Items from an interface collection
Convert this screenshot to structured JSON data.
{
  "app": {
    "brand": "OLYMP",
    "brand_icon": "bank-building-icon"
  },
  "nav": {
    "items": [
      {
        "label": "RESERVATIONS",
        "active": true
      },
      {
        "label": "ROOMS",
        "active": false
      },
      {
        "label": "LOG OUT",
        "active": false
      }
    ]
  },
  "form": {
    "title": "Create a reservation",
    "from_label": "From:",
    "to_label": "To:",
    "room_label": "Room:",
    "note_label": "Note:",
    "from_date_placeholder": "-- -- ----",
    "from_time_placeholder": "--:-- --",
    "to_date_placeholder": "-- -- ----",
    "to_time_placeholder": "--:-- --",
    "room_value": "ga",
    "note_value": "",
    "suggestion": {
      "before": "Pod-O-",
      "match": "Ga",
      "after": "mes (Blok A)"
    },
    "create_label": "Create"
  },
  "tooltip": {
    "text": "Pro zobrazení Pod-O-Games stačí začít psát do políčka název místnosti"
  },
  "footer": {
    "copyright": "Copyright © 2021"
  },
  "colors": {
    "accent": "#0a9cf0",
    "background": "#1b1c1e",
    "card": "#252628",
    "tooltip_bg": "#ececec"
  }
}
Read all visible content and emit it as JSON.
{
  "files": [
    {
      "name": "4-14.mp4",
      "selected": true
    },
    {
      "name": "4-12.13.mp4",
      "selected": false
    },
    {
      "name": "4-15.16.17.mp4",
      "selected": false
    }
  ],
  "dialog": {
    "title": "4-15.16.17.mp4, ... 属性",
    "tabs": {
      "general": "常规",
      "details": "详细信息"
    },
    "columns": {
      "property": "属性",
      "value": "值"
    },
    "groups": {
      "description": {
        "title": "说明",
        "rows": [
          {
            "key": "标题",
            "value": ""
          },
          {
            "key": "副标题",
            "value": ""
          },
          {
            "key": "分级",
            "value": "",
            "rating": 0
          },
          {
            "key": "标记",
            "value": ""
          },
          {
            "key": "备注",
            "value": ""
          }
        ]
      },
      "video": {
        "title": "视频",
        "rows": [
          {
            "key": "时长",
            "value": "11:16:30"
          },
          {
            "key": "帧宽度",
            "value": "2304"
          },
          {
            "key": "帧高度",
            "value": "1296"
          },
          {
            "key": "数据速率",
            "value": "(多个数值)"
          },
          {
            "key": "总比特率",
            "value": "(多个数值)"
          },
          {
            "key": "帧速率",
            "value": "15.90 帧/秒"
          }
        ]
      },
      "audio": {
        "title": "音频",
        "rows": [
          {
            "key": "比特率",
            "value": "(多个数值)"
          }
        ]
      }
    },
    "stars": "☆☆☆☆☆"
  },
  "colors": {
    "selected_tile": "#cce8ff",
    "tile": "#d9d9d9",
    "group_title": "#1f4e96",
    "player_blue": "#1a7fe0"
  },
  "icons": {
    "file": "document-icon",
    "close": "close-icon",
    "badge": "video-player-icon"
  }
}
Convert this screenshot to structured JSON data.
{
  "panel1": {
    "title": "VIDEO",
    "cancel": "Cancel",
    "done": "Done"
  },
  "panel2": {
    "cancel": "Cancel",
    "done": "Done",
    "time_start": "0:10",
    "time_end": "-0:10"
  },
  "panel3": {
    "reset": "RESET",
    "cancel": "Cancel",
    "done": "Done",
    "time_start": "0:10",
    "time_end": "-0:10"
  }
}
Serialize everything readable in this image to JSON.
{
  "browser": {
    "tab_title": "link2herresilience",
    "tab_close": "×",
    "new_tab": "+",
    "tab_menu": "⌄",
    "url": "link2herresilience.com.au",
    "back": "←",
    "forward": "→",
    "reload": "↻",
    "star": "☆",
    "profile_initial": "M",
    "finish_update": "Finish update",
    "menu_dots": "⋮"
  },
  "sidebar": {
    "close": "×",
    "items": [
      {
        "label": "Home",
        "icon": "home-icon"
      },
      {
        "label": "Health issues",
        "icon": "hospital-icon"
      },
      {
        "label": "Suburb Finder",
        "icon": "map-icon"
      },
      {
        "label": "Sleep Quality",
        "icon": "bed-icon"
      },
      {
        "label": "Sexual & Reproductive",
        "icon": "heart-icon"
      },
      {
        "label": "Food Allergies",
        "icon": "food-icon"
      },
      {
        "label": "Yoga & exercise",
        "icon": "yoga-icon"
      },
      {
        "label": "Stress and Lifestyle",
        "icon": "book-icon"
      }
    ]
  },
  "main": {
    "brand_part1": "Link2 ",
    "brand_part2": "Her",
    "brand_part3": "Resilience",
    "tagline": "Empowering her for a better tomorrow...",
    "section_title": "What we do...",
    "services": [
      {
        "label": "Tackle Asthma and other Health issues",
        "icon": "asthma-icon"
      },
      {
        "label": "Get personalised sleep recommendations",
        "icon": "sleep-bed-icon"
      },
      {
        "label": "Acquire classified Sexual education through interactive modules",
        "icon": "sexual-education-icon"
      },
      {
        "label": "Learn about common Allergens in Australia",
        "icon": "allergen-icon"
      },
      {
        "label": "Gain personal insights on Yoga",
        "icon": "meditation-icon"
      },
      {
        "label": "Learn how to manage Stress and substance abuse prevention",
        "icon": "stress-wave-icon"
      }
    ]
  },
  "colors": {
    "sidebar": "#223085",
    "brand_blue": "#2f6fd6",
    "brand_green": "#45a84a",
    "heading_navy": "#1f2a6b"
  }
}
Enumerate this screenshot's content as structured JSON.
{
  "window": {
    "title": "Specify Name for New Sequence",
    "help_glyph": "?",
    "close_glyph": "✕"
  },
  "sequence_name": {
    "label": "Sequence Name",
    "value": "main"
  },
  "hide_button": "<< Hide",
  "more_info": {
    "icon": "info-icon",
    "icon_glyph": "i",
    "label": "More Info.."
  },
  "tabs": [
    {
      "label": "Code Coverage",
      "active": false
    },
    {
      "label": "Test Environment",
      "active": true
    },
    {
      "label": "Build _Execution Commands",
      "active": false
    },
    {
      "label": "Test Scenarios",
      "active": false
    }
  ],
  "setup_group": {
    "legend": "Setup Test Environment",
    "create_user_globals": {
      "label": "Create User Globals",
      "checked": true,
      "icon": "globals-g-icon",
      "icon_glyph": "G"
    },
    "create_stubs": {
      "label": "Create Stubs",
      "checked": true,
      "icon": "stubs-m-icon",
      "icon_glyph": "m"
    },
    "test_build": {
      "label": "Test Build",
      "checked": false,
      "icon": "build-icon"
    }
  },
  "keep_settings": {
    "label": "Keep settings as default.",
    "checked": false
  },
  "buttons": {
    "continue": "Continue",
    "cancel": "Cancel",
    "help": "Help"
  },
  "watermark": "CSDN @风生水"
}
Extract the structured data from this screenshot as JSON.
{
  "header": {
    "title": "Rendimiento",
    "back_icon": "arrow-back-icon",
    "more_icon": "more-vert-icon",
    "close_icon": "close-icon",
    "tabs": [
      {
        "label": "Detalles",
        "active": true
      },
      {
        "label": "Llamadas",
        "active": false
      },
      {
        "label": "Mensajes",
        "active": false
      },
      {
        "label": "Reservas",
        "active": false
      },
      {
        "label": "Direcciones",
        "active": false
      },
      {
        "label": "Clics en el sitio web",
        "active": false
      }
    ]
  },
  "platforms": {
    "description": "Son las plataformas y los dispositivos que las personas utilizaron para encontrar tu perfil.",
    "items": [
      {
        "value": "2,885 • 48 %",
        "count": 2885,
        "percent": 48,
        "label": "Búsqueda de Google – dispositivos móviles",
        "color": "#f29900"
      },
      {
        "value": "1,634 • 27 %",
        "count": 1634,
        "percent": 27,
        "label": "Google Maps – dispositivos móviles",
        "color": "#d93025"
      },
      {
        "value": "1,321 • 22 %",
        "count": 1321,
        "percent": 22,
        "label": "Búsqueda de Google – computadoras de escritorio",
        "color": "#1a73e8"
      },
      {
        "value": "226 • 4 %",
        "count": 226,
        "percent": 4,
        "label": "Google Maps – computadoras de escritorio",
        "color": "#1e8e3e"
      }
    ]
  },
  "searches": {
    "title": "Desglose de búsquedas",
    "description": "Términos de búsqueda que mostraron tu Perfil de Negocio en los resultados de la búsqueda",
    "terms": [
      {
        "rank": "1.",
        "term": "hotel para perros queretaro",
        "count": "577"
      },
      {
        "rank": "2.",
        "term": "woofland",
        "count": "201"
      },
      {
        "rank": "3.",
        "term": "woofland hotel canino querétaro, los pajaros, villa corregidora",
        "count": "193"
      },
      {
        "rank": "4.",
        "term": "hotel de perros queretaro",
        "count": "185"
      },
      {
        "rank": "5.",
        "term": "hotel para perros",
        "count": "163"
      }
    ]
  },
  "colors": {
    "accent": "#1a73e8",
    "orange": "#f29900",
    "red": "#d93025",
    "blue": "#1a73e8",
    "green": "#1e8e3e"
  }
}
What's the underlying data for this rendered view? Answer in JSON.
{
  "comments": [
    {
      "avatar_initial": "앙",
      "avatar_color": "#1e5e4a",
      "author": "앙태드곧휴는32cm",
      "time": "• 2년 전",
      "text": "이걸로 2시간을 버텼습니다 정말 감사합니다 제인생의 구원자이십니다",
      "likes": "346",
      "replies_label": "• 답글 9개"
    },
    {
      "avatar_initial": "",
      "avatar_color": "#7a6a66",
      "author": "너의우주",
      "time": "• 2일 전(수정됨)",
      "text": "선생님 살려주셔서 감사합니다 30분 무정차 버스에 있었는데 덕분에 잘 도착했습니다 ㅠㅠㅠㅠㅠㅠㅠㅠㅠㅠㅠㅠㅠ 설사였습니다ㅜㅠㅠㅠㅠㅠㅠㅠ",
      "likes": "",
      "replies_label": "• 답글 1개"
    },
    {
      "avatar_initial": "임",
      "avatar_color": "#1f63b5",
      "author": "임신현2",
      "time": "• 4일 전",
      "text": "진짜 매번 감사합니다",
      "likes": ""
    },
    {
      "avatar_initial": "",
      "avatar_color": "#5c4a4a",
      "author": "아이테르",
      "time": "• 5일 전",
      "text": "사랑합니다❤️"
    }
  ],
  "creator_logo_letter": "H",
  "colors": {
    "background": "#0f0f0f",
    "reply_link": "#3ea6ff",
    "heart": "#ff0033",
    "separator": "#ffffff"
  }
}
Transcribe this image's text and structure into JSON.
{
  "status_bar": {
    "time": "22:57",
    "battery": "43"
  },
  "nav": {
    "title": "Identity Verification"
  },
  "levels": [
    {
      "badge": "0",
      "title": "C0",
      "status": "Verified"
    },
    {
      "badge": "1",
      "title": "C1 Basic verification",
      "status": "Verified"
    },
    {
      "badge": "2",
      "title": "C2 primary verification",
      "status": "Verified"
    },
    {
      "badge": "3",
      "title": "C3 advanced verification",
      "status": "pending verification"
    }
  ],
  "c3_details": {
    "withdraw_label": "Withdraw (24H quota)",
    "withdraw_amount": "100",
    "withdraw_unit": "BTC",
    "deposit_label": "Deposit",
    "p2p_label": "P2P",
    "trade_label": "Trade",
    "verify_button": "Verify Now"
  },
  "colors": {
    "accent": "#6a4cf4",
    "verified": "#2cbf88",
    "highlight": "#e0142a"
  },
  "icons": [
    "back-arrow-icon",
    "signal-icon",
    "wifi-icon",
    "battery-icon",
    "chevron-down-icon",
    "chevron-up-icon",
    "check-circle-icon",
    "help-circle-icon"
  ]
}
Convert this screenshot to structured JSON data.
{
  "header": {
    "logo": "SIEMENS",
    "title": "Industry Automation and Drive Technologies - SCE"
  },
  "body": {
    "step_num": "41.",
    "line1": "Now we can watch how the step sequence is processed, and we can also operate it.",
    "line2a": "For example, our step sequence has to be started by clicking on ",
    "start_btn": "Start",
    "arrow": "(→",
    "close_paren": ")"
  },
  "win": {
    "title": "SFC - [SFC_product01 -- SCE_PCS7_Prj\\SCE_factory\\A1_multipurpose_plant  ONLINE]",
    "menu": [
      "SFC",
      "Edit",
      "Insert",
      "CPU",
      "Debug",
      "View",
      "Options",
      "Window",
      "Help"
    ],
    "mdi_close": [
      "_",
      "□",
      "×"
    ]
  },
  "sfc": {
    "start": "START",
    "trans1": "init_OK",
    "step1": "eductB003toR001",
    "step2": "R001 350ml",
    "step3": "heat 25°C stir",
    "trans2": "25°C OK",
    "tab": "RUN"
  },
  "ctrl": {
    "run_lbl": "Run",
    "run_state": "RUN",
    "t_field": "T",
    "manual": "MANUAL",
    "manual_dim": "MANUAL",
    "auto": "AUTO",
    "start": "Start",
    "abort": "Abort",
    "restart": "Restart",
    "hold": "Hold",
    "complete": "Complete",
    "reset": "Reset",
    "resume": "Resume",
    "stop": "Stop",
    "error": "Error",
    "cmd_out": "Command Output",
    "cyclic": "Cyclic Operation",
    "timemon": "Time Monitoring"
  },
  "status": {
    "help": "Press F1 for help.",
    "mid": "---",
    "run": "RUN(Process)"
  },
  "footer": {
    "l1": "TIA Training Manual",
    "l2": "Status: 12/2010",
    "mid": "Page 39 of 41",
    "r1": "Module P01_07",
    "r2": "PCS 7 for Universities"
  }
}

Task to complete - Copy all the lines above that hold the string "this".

Task output -
Convert this screenshot to structured JSON data.
Convert this screenshot to structured JSON data.
Serialize everything readable in this image to JSON.
Enumerate this screenshot's content as structured JSON.
Extract the structured data from this screenshot as JSON.
What's the underlying data for this rendered view? Answer in JSON.
Transcribe this image's text and structure into JSON.
Convert this screenshot to structured JSON data.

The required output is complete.